Read in Unherd.
3. An ode to leather trousers
I’m sure many of us look back at the living arrangements of student days and the early parts of our careers with rose-tinted nostalgia – co-habiting with friends and other assorted flatmates in less than luxurious, but usually fun abodes. However, this lifestyle has a shelf life. As Megan Agnew highlights, millennials are being forced to endure it longer than their forebears, as members of Generation Rent move from temporary home to temporary home, making it difficult to put down roots and find much-needed stability.
Read in The Times.
4. It is so good to see your face!
What do we miss when we are masked? This insightful article by Mary Laura Philpott sheds light on the reasons we crave face-to-face social contact in this era of massive face deprivation.
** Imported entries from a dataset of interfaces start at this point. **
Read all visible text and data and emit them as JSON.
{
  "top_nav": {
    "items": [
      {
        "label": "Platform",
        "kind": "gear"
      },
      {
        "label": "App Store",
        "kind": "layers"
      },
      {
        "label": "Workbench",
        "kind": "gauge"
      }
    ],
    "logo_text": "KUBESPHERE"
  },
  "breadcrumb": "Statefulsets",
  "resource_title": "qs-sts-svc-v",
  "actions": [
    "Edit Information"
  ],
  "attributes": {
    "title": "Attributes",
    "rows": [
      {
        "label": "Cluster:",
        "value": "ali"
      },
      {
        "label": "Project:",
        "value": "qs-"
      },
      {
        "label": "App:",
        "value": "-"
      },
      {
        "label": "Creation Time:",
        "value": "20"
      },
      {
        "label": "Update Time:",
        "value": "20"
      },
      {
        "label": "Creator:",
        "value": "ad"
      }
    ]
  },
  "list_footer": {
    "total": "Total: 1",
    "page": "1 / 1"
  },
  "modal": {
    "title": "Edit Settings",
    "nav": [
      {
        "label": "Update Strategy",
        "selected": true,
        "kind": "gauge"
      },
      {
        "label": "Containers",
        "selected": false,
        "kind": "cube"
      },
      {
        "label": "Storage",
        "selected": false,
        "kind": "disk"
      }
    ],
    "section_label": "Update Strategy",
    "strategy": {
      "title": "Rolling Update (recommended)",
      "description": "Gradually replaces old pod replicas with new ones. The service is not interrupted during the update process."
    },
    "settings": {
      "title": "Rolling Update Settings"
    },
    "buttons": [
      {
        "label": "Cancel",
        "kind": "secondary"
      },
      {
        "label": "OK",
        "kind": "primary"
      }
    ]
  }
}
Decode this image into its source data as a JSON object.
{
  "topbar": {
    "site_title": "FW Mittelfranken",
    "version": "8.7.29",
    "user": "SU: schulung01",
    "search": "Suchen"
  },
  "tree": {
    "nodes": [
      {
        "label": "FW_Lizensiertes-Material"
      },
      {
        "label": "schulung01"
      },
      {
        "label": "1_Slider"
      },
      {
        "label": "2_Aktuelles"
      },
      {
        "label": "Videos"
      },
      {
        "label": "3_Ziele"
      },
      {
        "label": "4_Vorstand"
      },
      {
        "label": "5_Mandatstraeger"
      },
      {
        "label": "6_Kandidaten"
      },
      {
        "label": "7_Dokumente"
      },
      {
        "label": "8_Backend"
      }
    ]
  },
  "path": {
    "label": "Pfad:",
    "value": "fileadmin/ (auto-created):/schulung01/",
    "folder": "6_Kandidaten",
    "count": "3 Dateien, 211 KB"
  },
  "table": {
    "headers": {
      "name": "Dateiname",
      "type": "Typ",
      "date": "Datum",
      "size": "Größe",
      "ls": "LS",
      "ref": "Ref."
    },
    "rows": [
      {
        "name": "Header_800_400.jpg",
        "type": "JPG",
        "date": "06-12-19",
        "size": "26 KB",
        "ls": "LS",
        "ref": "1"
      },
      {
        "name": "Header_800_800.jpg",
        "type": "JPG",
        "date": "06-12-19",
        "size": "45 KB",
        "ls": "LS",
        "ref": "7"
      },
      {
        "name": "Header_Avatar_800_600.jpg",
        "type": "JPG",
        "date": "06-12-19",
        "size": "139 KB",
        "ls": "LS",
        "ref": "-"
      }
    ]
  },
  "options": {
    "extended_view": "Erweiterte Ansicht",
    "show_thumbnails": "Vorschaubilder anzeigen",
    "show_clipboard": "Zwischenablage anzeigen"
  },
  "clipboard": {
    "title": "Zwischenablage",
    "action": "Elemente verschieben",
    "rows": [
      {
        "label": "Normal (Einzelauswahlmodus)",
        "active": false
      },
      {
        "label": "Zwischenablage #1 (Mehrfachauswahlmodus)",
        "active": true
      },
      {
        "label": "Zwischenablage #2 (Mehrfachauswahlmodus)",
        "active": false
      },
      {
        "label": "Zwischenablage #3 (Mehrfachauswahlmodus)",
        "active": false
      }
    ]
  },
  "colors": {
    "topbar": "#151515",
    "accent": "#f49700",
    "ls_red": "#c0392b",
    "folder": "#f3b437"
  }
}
And while nobody knows how long we will continue to see only digitised versions of other people’s faces, we could take some comfort from the unusual practice of looking closer at ourselves.
Read in The Atlantic.
5. How are you?
This year of rules and restrictions has exerted considerable pressure on our collective psyche – and Alastair Campbell is no exception. His conversations with well-known people – Ben Ainslie, Gary Lineker and Nicola Sturgeon, to name a few – about mental health are a must read for anyone who struggles to answer the simple but worn-out question: how are you?
Read in Tortoise.
And finally… We are all in this together
This is another powerful articulation of the importance of sport and friendship in helping those struggling with depression. It is the story of 38-year-old Leon Cerrone, from Birmingham. He remembers hearing his dad say: “he’s not depressed, he’s just sad. Pull your socks up and get on with it”. Since then, he’s tried many times to take his life, but in this short film and journal published by the lifestyle brand Mr Porter, Leon explains his journey away from depression, much of which has been on his bike.
Watch and read in Mr Porter.